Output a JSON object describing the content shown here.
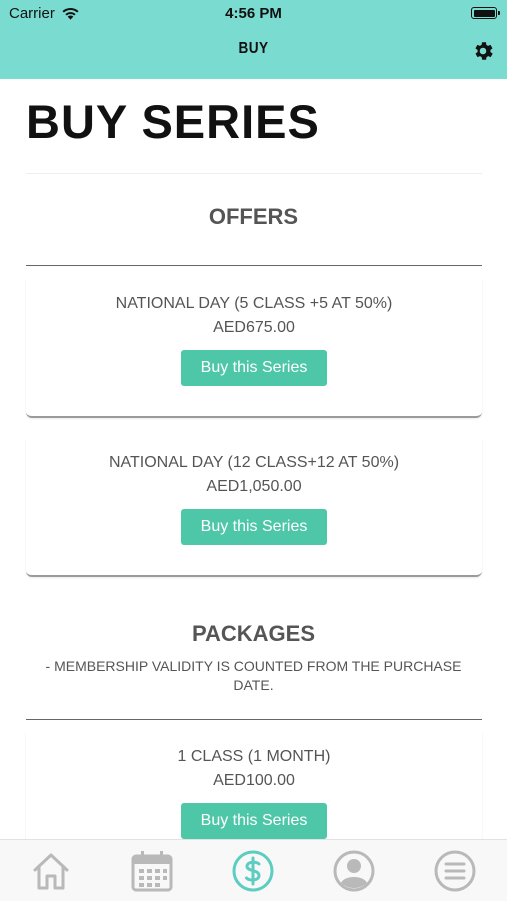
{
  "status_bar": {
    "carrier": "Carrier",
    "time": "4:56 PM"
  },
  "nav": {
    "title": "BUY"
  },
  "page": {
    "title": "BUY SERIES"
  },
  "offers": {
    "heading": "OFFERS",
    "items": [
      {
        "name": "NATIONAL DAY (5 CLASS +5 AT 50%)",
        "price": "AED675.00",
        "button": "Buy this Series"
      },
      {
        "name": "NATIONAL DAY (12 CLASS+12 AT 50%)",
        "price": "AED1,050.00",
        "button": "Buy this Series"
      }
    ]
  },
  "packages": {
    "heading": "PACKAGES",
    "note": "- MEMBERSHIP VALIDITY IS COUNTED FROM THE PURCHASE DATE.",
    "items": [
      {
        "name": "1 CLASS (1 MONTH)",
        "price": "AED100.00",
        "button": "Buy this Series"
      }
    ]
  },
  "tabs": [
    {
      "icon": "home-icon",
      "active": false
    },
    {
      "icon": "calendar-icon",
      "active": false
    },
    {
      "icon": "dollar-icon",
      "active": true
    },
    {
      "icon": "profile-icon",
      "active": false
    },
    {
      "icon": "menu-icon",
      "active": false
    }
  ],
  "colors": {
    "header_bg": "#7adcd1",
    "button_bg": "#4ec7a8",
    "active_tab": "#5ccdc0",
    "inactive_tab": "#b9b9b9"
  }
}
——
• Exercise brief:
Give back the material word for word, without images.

• Task result:
Output a JSON object describing the content shown here.
{
  "status_bar": {
    "carrier": "Carrier",
    "time": "4:56 PM"
  },
  "nav": {
    "title": "BUY"
  },
  "page": {
    "title": "BUY SERIES"
  },
  "offers": {
    "heading": "OFFERS",
    "items": [
      {
        "name": "NATIONAL DAY (5 CLASS +5 AT 50%)",
        "price": "AED675.00",
        "button": "Buy this Series"
      },
      {
        "name": "NATIONAL DAY (12 CLASS+12 AT 50%)",
        "price": "AED1,050.00",
        "button": "Buy this Series"
      }
    ]
  },
  "packages": {
    "heading": "PACKAGES",
    "note": "- MEMBERSHIP VALIDITY IS COUNTED FROM THE PURCHASE DATE.",
    "items": [
      {
        "name": "1 CLASS (1 MONTH)",
        "price": "AED100.00",
        "button": "Buy this Series"
      }
    ]
  },
  "tabs": [
    {
      "icon": "home-icon",
      "active": false
    },
    {
      "icon": "calendar-icon",
      "active": false
    },
    {
      "icon": "dollar-icon",
      "active": true
    },
    {
      "icon": "profile-icon",
      "active": false
    },
    {
      "icon": "menu-icon",
      "active": false
    }
  ],
  "colors": {
    "header_bg": "#7adcd1",
    "button_bg": "#4ec7a8",
    "active_tab": "#5ccdc0",
    "inactive_tab": "#b9b9b9"
  }
}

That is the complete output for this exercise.